2. What can be deducted from an employee's pay cheque?
a. deductions required by federal or provincial law such as taxes and employment insurance premiums
b. deductions authorized by a court order such as child support garnishment or by a collective agreement such as union dues
c. overpayments of wages
d. specific amounts authorized in writing by the employee*

* even with a written consent, an employer can't deduct amounts for property damage or loss of money if any other person had access to it.

3. Can I simply have my employee sign a statement that he will be responsible for any damage he causes?
A blanket authorization is not valid. In order for a written authorization to be valid, it has to show the exact amount being deducted, and be signed at the time that the deduction is made. In this way, the employee understands what he is signing and how/when it will affect him.

4. What about monthly insurance premiums? Does the employee have to sign an authorization every month?
No. For regular payments such as charitable donations, savings plans contributions, medical and dental plan premiums, life insurance and long term disability premiums, pension plan or RRSP contributions, the signed authorization should set out the amounts of the deductions, the purpose and the frequency of the deductions.

5. What if my employee refuses to sign an authorization to deduct tickets he received under the Highway Traffic Act?
Tickets and fines can only be deducted from an employee's wages if that employee gives written consent. If the employer feels that the employee is responsible to pay them, an alternative is civil court.

6. Can the employee be forced to sign an authorization?
The employee's consent must be voluntary. In the event of a complaint investigation, the inspector will look at the circumstances under which the authorization was signed.

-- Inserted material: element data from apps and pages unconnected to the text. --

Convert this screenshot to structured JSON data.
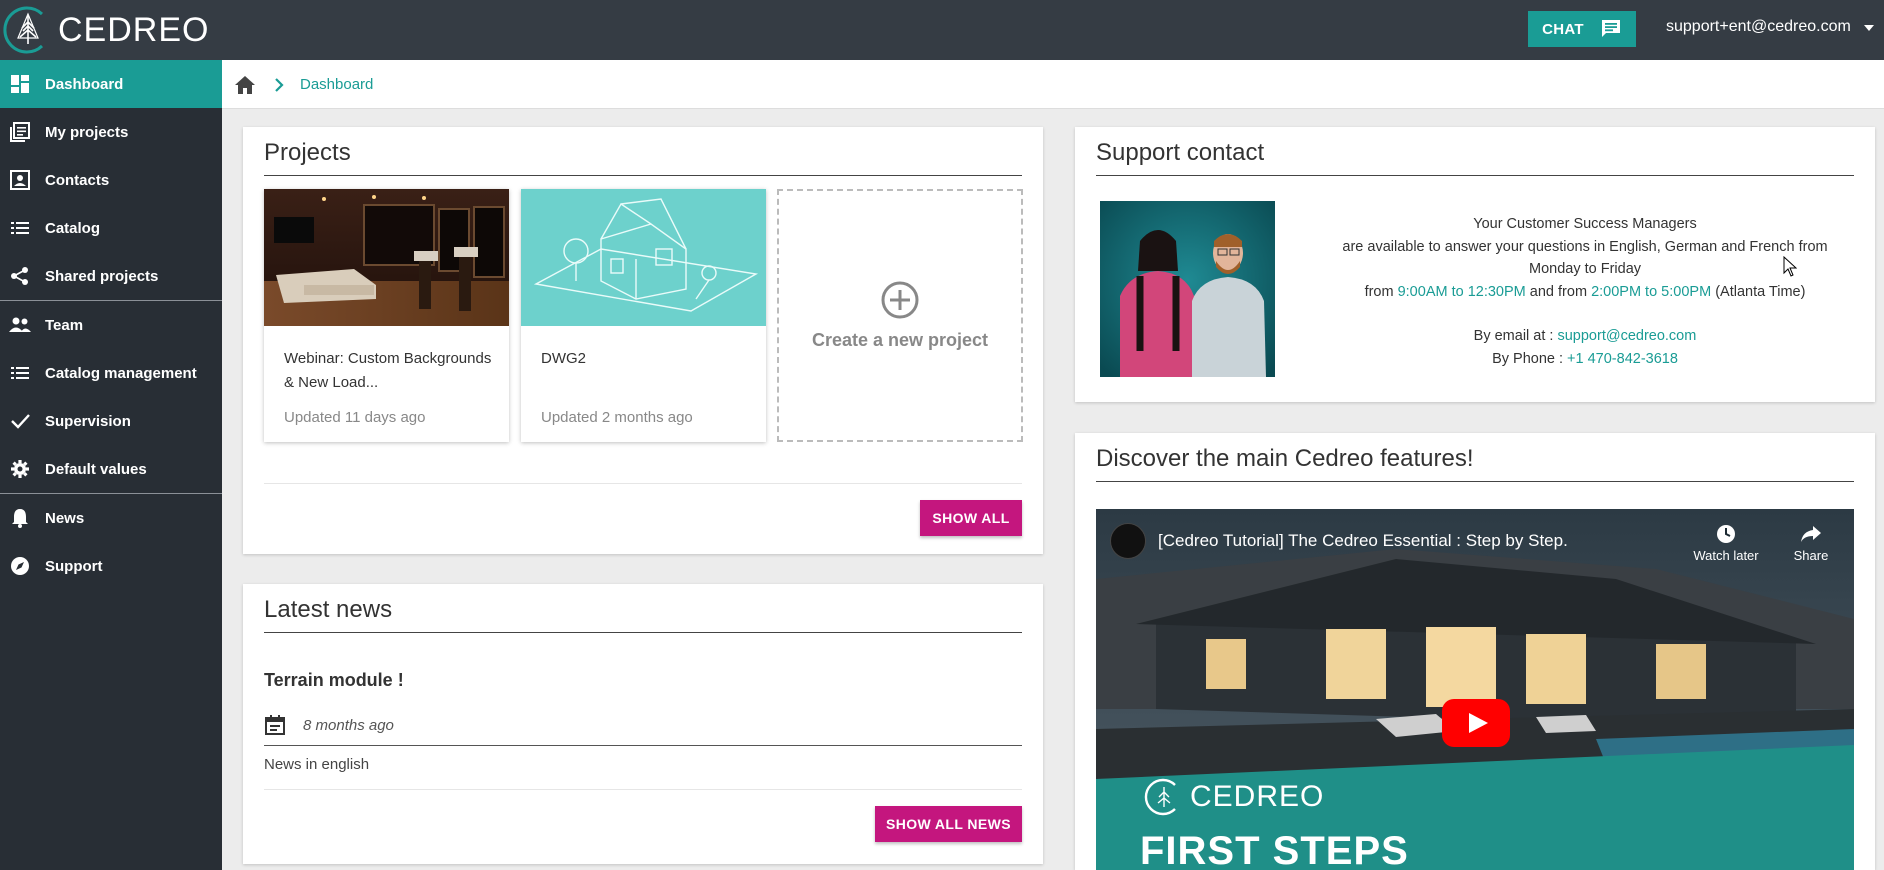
{
  "app": {
    "brand": "CEDREO"
  },
  "topbar": {
    "chat_label": "CHAT",
    "user_email": "support+ent@cedreo.com"
  },
  "sidebar": {
    "items": [
      {
        "label": "Dashboard",
        "icon": "dashboard-icon",
        "active": true
      },
      {
        "label": "My projects",
        "icon": "projects-icon"
      },
      {
        "label": "Contacts",
        "icon": "contacts-icon"
      },
      {
        "label": "Catalog",
        "icon": "list-icon"
      },
      {
        "label": "Shared projects",
        "icon": "share-icon"
      },
      {
        "label": "Team",
        "icon": "team-icon"
      },
      {
        "label": "Catalog management",
        "icon": "list-icon"
      },
      {
        "label": "Supervision",
        "icon": "check-icon"
      },
      {
        "label": "Default values",
        "icon": "gear-icon"
      },
      {
        "label": "News",
        "icon": "bell-icon"
      },
      {
        "label": "Support",
        "icon": "compass-icon"
      }
    ]
  },
  "breadcrumb": {
    "current": "Dashboard"
  },
  "projects": {
    "title": "Projects",
    "items": [
      {
        "name": "Webinar: Custom Backgrounds & New Load...",
        "updated": "Updated 11 days ago"
      },
      {
        "name": "DWG2",
        "updated": "Updated 2 months ago"
      }
    ],
    "create_label": "Create a new project",
    "show_all_label": "SHOW ALL"
  },
  "news": {
    "title": "Latest news",
    "item_title": "Terrain module !",
    "item_date": "8 months ago",
    "item_body": "News in english",
    "show_all_label": "SHOW ALL NEWS"
  },
  "support": {
    "title": "Support contact",
    "line1": "Your Customer Success Managers",
    "line2": "are available to answer your questions in English, German and French from Monday to Friday",
    "from_label": "from",
    "hours1": "9:00AM to 12:30PM",
    "and_from_label": "and from",
    "hours2": "2:00PM to 5:00PM",
    "tz": "(Atlanta Time)",
    "email_label": "By email at :",
    "email": "support@cedreo.com",
    "phone_label": "By Phone :",
    "phone": "+1 470-842-3618"
  },
  "features": {
    "title": "Discover the main Cedreo features!",
    "video_title": "[Cedreo Tutorial] The Cedreo Essential : Step by Step.",
    "watch_later": "Watch later",
    "share": "Share",
    "video_brand": "CEDREO",
    "video_steps": "FIRST STEPS"
  },
  "colors": {
    "teal": "#1a9c95",
    "pink": "#c4167e",
    "topbar": "#353c44",
    "sidebar": "#282e35"
  }
}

If it is found that coercion was used, the inspector may find that the authorization is not valid.

For More Information...

HRDC has published a series of bilingual information pamphlets on this and other relevant sections of the Canada Labour Code, Part III. They're available on-line at:
http://info.load-otea.hrdc-drhc.gc.ca/labour_standards/pamphlets.shtml

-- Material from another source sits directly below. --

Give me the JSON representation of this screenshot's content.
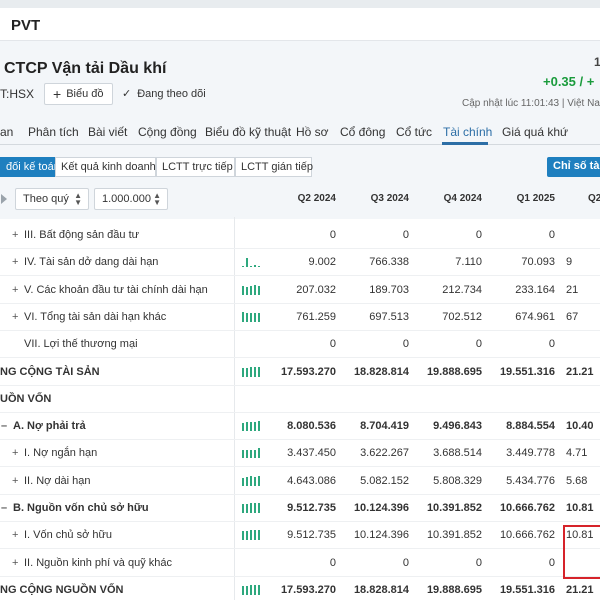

Written copies of the publications can be obtained from:
Public Enquiries Centre
Human Resources Development Canada
140 Promenade du Portage, Phase IV, Level 0
Gatineau, Quebec
K1A 0J9
Fax: 819-953-7260

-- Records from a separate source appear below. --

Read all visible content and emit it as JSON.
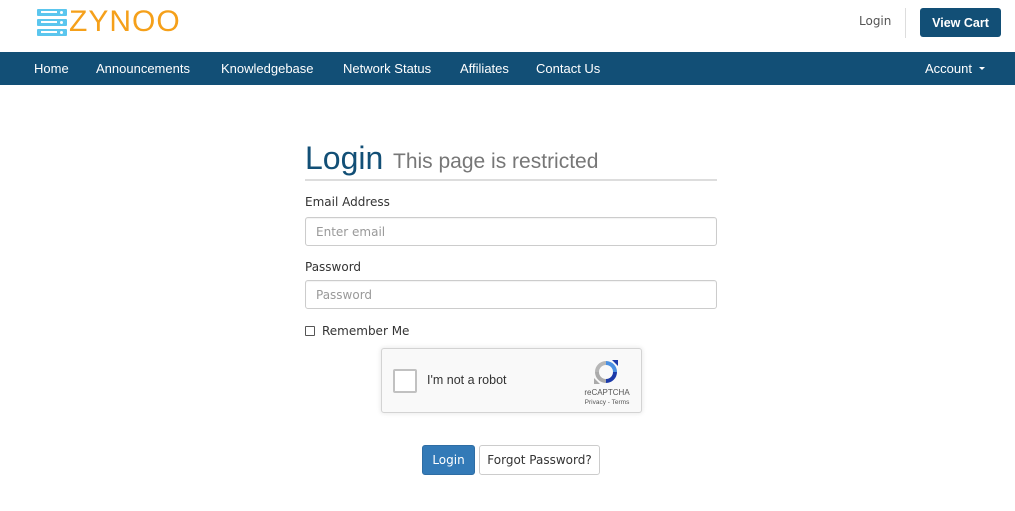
{
  "brand": {
    "name": "ZYNOO",
    "logo_icon": "server-stack-icon",
    "colors": {
      "text": "#f5a01a",
      "icon": "#5bc6ee"
    }
  },
  "topbar": {
    "login_label": "Login",
    "view_cart_label": "View Cart"
  },
  "nav": {
    "items": [
      {
        "label": "Home"
      },
      {
        "label": "Announcements"
      },
      {
        "label": "Knowledgebase"
      },
      {
        "label": "Network Status"
      },
      {
        "label": "Affiliates"
      },
      {
        "label": "Contact Us"
      }
    ],
    "account_label": "Account",
    "account_icon": "caret-down-icon",
    "background": "#124f76"
  },
  "login": {
    "title": "Login",
    "subtitle": "This page is restricted",
    "email": {
      "label": "Email Address",
      "placeholder": "Enter email",
      "value": ""
    },
    "password": {
      "label": "Password",
      "placeholder": "Password",
      "value": ""
    },
    "remember_label": "Remember Me",
    "remember_checked": false,
    "recaptcha": {
      "label": "I'm not a robot",
      "brand": "reCAPTCHA",
      "links": "Privacy - Terms",
      "checked": false
    },
    "submit_label": "Login",
    "forgot_label": "Forgot Password?",
    "accent": "#337ab7"
  }
}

All three parts of the Canada Labour Code are available on-line:

Canada Labour Code Part I - Industrial Relations:
http://info.load-otea.hrdc-drhc.gc.ca/federal_legislation/part1/legislation/clc1a.htm

Canada Labour Code Part II - Occupational health and Safety:
http://info.load-otea.hrdc-drhc.gc.ca/federal_legislation/part2/part2.htm

Canada Labour Code Part III - Labour Standards:
http://info.load-otea.hrdc-drhc.gc.ca/federal_legislation/part3/legislation/clc3a.htm


For further information, please contact the nearest Labour Program office of Human Resources Development Canada or visit the HRDC Web site:
http://info.load-otea.hrdc-drhc.gc.ca/federal_legislation/home.htm

HRDC Labour Program
Regional Offices, District Offices

Alberta, Northwest Territories & Nunavut Region
Calgary District Office - 780-310-0000, then 427-3731
Edmonton District Office - 780-427-3731
All other Alberta locations - 780-310-0000, then 427-3731
NWT/NU - 800-897-5629

British Columbia & Yukon Region
Vancouver District Office - 604-872-4384
Kelowna District Office - 250-762-3018

Manitoba Region
Winnipeg Regional Office - 204-983-3493
Brandon District Office - 204-726-7936
Winnipeg District Office - 204-983-6375
Toll free - 800-838-2033 (within Manitoba and area codes 807 and 819)

New Brunswick Region
Regional Office, Moncton - 506-851-6640

Newfoundland Region
Regional Office, St. John's - 709-772-5022

Nova Scotia Region
Halifax District Offices - 902-426-4995
Sydney District Office - 902-564-7130

Ontario Region
Regional Office - 416-954-2891
Toronto District Office - 416-954-5900
Ottawa, North and East District Office - 613-946-2800
Southwestern District Office - 519-645-4047

Prince Edward Island Region
Charlottetown - 902-566-7171

Québec Region
Montreal District Office - 514-283-2214
Québec District Office - 418-648-7707

Saskatchewan Region
Regina District Offices - 306-780-5408
Saskatoon District Office - 306-975-4303